Dishwashing sponges

It’s known that foam sponges can be a breeding ground for bacteria and even mold. Sponges with small fibers should be changed more often, preferably every week, and sponges with large ones — every 2 weeks because these sponges are better ventilated and dry faster.

Underwear

It’s advised to throw away a pair of underwear once it develops holes or takes on odor. It turns out that bacteria, like E. coli, can stay around even on washed panties. In most cases, this won’t lead to health problems, but it’s still more hygienic to renew your underwear at least once a year. The same rule applies to thongs and tanga panties, but since they fit tightly against intimate body parts and tend to be made of synthetic materials, they have a greater chance of becoming a place for infections, so you should think about replacing them more often. Try not to keep either of them around after having them for about a year.
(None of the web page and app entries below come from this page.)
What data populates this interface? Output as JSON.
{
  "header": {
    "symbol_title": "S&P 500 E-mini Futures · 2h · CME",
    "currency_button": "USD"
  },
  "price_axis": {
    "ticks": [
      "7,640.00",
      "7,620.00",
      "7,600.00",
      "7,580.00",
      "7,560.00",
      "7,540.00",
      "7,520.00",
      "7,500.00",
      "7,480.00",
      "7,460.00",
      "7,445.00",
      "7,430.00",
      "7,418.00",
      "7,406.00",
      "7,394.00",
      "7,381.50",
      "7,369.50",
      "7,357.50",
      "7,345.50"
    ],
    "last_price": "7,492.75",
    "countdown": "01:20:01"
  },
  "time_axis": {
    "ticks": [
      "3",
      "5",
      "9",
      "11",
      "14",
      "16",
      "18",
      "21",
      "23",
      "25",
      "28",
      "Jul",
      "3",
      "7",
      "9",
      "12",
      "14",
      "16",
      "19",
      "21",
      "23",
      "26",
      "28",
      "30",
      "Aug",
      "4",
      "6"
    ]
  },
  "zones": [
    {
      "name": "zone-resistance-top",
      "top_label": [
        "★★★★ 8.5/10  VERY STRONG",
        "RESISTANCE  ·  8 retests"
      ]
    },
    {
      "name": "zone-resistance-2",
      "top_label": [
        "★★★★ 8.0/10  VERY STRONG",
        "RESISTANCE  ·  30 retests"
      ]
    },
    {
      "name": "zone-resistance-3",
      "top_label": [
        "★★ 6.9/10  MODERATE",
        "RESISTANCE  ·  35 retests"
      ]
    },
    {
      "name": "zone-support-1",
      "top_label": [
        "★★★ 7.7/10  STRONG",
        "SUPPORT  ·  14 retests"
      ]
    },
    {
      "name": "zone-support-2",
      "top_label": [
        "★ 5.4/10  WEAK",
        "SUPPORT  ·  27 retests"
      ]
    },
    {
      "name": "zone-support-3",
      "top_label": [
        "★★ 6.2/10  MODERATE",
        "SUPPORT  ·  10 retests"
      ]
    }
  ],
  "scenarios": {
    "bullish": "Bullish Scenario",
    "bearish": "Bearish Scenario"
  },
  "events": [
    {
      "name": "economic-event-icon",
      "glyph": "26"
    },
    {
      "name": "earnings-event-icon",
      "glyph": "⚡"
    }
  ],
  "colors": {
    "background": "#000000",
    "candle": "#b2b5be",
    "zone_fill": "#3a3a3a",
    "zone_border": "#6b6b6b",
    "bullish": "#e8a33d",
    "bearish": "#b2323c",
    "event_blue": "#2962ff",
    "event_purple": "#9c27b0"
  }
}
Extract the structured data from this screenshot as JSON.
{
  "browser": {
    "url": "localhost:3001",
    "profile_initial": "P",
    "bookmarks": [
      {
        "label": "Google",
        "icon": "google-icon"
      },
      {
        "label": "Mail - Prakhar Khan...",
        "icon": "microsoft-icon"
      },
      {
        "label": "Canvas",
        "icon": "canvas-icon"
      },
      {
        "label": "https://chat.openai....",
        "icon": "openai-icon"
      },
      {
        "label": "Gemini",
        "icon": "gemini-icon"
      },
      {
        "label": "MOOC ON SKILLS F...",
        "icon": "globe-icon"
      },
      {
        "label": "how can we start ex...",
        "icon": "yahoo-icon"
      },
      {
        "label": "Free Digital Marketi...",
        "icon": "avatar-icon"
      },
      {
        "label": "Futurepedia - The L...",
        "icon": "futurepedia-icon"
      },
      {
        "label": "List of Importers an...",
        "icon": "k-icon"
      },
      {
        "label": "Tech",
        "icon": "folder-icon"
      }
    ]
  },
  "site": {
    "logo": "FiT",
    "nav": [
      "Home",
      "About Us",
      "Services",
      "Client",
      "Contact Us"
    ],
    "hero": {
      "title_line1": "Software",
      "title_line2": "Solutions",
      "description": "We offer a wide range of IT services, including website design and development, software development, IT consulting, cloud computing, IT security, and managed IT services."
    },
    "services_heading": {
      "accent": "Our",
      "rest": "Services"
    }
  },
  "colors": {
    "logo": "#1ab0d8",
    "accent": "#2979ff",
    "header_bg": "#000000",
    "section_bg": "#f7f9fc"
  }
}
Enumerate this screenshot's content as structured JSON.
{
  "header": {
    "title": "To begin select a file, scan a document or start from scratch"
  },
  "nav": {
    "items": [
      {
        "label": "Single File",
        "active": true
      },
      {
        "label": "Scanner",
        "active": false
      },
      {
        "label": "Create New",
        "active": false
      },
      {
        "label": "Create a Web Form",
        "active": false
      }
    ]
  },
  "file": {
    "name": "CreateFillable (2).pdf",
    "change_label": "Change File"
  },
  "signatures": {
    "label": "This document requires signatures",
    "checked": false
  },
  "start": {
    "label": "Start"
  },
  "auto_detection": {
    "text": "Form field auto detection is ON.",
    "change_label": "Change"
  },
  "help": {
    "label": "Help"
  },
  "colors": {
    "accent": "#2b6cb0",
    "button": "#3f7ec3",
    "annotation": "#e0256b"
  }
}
Menstrual pads and tampons

Pads and tampons have an expiration date. Some manufacturers indicate it on the packaging and it’s usually 3 years, while others don’t write the date at all. In any case, it’s better to store personal hygiene items for no more than 2 years, because there is the possibility of mold and bacteria growth, even if it’s not noticeable at first glance. But keeping pads and tampons in the bathroom can significantly reduce their shelf life, as the products absorb moisture well, which encourages bacteria to grow.

Razor blades

They need to be changed more often than most people realize. For example, Gillette Venus advises women who use the razor every day to replace the shaver head after 1-2 weeks of use. And for those who use the razor a couple of times a week — after 4-6 weeks. Using a dull blade can cause irritation, cuts, and ingrown hairs.

How long do you keep these items? What else, in your opinion, should we get rid of sooner than we usually do?

Preview photo credit Depositphotos, Depositphotos